**Your task**
Find the lines below that contain the string "away". Copy each one.

**Dataset rows describing interfaces**
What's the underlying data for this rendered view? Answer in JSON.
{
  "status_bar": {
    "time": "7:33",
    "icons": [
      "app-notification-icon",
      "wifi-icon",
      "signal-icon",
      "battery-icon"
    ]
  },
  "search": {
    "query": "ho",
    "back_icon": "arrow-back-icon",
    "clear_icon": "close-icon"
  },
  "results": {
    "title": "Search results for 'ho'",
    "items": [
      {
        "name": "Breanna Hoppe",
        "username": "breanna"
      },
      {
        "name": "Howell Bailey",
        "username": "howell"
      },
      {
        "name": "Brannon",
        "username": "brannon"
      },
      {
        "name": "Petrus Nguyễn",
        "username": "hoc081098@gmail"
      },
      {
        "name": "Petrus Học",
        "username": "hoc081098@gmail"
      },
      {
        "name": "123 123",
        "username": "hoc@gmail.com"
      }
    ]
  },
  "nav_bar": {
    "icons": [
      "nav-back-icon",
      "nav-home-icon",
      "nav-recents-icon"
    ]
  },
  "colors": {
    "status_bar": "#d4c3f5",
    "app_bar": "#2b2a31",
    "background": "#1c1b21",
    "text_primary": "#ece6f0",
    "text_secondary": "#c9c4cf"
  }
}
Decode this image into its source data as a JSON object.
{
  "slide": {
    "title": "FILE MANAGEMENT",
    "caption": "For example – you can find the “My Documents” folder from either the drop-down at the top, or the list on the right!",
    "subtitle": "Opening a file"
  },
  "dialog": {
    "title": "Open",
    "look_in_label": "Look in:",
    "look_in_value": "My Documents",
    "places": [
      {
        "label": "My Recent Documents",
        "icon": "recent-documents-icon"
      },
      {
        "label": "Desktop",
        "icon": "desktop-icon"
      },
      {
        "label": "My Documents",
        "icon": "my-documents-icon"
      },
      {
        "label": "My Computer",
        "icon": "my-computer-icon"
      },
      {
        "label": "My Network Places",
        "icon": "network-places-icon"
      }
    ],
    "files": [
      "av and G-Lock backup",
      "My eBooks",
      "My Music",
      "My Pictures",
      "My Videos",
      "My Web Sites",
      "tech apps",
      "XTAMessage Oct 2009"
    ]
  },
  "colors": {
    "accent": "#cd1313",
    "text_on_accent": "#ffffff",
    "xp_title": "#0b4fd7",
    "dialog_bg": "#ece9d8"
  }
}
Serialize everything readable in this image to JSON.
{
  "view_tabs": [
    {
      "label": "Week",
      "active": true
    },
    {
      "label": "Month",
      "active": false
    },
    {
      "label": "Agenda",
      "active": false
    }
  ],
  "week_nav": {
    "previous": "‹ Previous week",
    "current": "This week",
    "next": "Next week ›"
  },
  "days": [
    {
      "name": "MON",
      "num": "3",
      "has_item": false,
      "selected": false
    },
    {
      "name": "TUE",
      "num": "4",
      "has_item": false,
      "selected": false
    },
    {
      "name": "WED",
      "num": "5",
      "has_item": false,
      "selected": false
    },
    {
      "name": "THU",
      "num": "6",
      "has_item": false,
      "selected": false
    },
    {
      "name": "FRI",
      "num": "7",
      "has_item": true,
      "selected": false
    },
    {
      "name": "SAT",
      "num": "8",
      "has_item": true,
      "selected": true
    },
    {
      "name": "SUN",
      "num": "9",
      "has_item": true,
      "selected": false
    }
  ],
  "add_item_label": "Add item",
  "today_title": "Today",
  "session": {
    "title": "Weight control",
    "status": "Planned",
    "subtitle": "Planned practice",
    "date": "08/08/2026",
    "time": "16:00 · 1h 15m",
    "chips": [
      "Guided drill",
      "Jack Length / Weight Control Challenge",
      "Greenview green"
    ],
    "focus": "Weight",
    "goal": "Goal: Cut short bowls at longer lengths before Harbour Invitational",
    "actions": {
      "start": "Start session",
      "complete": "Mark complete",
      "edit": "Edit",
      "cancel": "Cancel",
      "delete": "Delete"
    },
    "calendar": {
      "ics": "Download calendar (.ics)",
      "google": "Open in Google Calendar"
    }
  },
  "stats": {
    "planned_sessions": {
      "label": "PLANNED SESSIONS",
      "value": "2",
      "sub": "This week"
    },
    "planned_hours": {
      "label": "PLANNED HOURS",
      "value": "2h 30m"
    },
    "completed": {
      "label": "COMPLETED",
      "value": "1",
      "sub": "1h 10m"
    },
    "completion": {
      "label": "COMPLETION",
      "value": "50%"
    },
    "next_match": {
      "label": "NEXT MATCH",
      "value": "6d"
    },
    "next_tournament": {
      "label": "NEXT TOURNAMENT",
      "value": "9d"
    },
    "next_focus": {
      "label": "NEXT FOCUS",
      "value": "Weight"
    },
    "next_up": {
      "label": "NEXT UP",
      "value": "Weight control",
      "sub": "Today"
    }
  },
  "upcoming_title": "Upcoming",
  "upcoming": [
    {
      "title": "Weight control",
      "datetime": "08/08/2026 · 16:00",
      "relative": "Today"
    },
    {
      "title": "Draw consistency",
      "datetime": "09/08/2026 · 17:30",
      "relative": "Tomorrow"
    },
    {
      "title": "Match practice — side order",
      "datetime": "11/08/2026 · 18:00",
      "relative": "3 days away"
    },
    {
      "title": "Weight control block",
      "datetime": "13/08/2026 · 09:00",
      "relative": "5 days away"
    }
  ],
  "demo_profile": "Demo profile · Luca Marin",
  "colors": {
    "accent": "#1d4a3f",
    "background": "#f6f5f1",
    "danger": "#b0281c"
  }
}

**Response**
      "relative": "3 days away"
      "relative": "5 days away"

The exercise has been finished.